__Recorded data__:
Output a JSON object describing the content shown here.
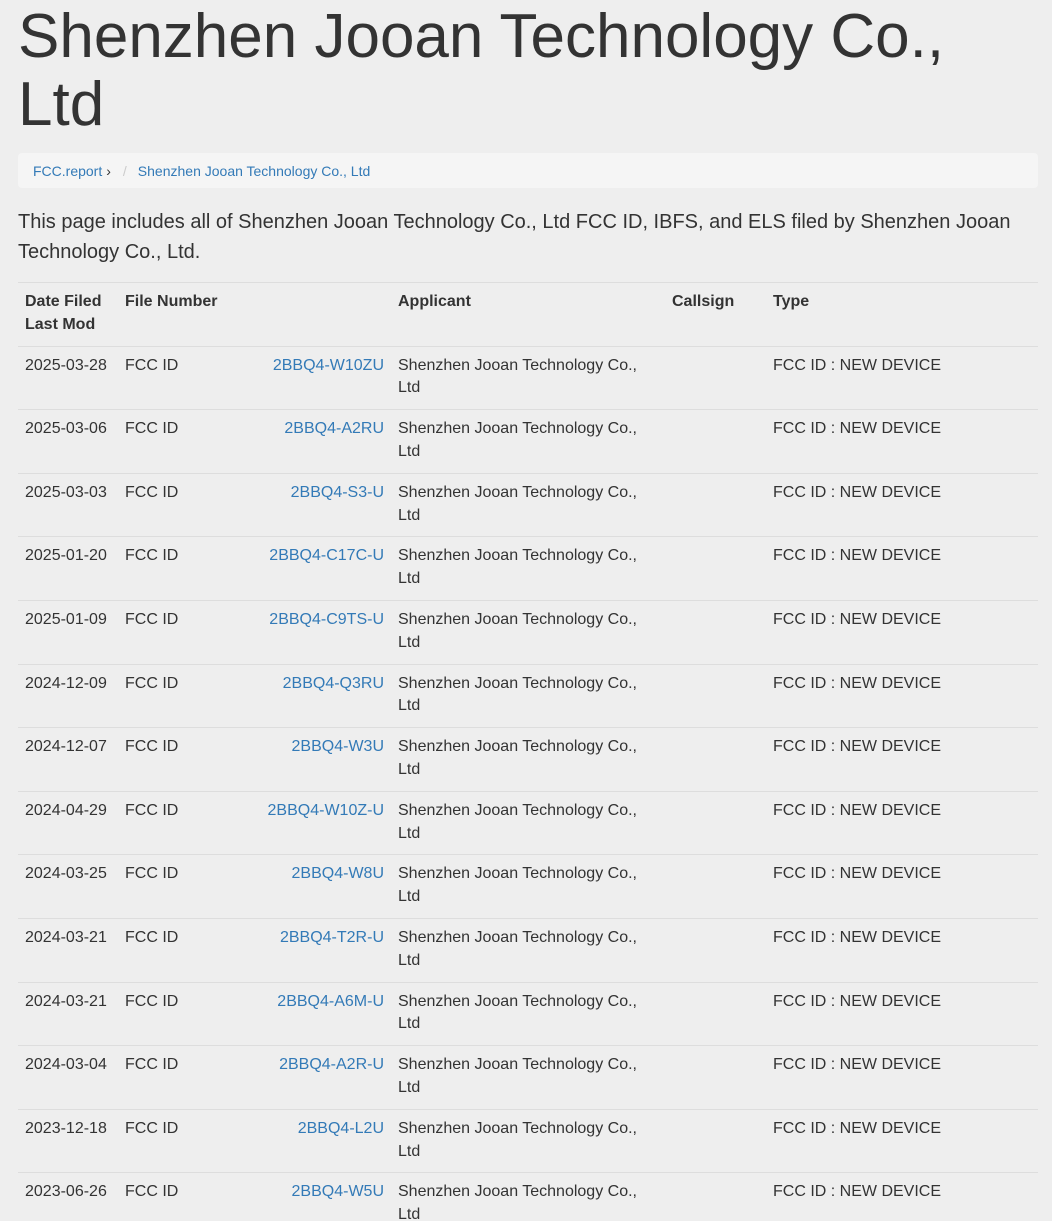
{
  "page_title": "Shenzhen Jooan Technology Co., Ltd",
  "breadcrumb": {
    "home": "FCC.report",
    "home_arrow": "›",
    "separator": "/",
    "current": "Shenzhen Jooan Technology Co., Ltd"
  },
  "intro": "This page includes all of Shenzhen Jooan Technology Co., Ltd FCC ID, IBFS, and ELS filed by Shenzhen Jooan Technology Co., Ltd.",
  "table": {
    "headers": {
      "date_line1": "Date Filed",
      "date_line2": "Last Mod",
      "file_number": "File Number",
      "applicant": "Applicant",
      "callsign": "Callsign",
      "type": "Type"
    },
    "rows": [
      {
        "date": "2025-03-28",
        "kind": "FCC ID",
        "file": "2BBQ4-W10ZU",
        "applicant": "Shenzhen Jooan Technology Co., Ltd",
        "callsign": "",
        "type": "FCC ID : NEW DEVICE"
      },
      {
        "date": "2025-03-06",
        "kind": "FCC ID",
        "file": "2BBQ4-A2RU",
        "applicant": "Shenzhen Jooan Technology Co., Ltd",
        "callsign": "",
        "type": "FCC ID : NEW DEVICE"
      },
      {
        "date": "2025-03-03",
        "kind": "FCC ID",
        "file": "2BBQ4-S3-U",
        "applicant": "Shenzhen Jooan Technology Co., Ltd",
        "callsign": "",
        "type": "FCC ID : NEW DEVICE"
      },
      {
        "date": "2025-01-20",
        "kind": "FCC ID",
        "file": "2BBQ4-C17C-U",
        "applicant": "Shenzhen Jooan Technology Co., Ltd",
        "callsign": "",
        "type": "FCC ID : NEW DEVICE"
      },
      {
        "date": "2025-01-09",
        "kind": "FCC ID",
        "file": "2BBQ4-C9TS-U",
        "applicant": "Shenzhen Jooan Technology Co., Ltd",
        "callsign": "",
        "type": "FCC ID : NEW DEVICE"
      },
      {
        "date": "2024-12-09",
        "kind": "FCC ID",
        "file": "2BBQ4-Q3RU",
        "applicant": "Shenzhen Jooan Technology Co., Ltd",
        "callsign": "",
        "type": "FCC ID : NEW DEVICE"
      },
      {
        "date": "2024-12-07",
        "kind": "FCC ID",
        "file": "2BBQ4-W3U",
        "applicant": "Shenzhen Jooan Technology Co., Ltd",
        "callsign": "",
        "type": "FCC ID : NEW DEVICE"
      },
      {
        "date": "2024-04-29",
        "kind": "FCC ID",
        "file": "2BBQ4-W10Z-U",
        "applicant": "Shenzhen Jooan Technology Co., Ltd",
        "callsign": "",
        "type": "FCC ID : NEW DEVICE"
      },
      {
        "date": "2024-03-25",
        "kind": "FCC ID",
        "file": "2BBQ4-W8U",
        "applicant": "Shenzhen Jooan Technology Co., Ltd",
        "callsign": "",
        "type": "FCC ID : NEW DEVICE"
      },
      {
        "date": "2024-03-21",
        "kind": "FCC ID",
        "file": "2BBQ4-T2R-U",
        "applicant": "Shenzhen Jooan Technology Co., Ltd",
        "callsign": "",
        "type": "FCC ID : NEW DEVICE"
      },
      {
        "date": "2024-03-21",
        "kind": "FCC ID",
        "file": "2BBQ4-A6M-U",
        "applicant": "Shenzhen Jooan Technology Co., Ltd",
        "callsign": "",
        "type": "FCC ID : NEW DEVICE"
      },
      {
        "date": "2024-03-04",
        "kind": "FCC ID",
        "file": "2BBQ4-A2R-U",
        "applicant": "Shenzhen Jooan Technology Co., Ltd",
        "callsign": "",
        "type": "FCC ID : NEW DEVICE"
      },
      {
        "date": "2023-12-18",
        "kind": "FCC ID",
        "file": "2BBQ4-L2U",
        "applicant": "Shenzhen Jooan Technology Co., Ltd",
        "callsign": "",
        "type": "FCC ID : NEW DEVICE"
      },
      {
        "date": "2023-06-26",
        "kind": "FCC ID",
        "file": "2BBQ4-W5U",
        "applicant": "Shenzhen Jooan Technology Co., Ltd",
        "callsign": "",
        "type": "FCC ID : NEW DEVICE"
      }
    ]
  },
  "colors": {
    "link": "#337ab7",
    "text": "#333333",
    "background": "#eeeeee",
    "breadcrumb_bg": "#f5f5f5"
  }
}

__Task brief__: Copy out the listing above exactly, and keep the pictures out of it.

__Exercise response__:
Output a JSON object describing the content shown here.
{
  "page_title": "Shenzhen Jooan Technology Co., Ltd",
  "breadcrumb": {
    "home": "FCC.report",
    "home_arrow": "›",
    "separator": "/",
    "current": "Shenzhen Jooan Technology Co., Ltd"
  },
  "intro": "This page includes all of Shenzhen Jooan Technology Co., Ltd FCC ID, IBFS, and ELS filed by Shenzhen Jooan Technology Co., Ltd.",
  "table": {
    "headers": {
      "date_line1": "Date Filed",
      "date_line2": "Last Mod",
      "file_number": "File Number",
      "applicant": "Applicant",
      "callsign": "Callsign",
      "type": "Type"
    },
    "rows": [
      {
        "date": "2025-03-28",
        "kind": "FCC ID",
        "file": "2BBQ4-W10ZU",
        "applicant": "Shenzhen Jooan Technology Co., Ltd",
        "callsign": "",
        "type": "FCC ID : NEW DEVICE"
      },
      {
        "date": "2025-03-06",
        "kind": "FCC ID",
        "file": "2BBQ4-A2RU",
        "applicant": "Shenzhen Jooan Technology Co., Ltd",
        "callsign": "",
        "type": "FCC ID : NEW DEVICE"
      },
      {
        "date": "2025-03-03",
        "kind": "FCC ID",
        "file": "2BBQ4-S3-U",
        "applicant": "Shenzhen Jooan Technology Co., Ltd",
        "callsign": "",
        "type": "FCC ID : NEW DEVICE"
      },
      {
        "date": "2025-01-20",
        "kind": "FCC ID",
        "file": "2BBQ4-C17C-U",
        "applicant": "Shenzhen Jooan Technology Co., Ltd",
        "callsign": "",
        "type": "FCC ID : NEW DEVICE"
      },
      {
        "date": "2025-01-09",
        "kind": "FCC ID",
        "file": "2BBQ4-C9TS-U",
        "applicant": "Shenzhen Jooan Technology Co., Ltd",
        "callsign": "",
        "type": "FCC ID : NEW DEVICE"
      },
      {
        "date": "2024-12-09",
        "kind": "FCC ID",
        "file": "2BBQ4-Q3RU",
        "applicant": "Shenzhen Jooan Technology Co., Ltd",
        "callsign": "",
        "type": "FCC ID : NEW DEVICE"
      },
      {
        "date": "2024-12-07",
        "kind": "FCC ID",
        "file": "2BBQ4-W3U",
        "applicant": "Shenzhen Jooan Technology Co., Ltd",
        "callsign": "",
        "type": "FCC ID : NEW DEVICE"
      },
      {
        "date": "2024-04-29",
        "kind": "FCC ID",
        "file": "2BBQ4-W10Z-U",
        "applicant": "Shenzhen Jooan Technology Co., Ltd",
        "callsign": "",
        "type": "FCC ID : NEW DEVICE"
      },
      {
        "date": "2024-03-25",
        "kind": "FCC ID",
        "file": "2BBQ4-W8U",
        "applicant": "Shenzhen Jooan Technology Co., Ltd",
        "callsign": "",
        "type": "FCC ID : NEW DEVICE"
      },
      {
        "date": "2024-03-21",
        "kind": "FCC ID",
        "file": "2BBQ4-T2R-U",
        "applicant": "Shenzhen Jooan Technology Co., Ltd",
        "callsign": "",
        "type": "FCC ID : NEW DEVICE"
      },
      {
        "date": "2024-03-21",
        "kind": "FCC ID",
        "file": "2BBQ4-A6M-U",
        "applicant": "Shenzhen Jooan Technology Co., Ltd",
        "callsign": "",
        "type": "FCC ID : NEW DEVICE"
      },
      {
        "date": "2024-03-04",
        "kind": "FCC ID",
        "file": "2BBQ4-A2R-U",
        "applicant": "Shenzhen Jooan Technology Co., Ltd",
        "callsign": "",
        "type": "FCC ID : NEW DEVICE"
      },
      {
        "date": "2023-12-18",
        "kind": "FCC ID",
        "file": "2BBQ4-L2U",
        "applicant": "Shenzhen Jooan Technology Co., Ltd",
        "callsign": "",
        "type": "FCC ID : NEW DEVICE"
      },
      {
        "date": "2023-06-26",
        "kind": "FCC ID",
        "file": "2BBQ4-W5U",
        "applicant": "Shenzhen Jooan Technology Co., Ltd",
        "callsign": "",
        "type": "FCC ID : NEW DEVICE"
      }
    ]
  },
  "colors": {
    "link": "#337ab7",
    "text": "#333333",
    "background": "#eeeeee",
    "breadcrumb_bg": "#f5f5f5"
  }
}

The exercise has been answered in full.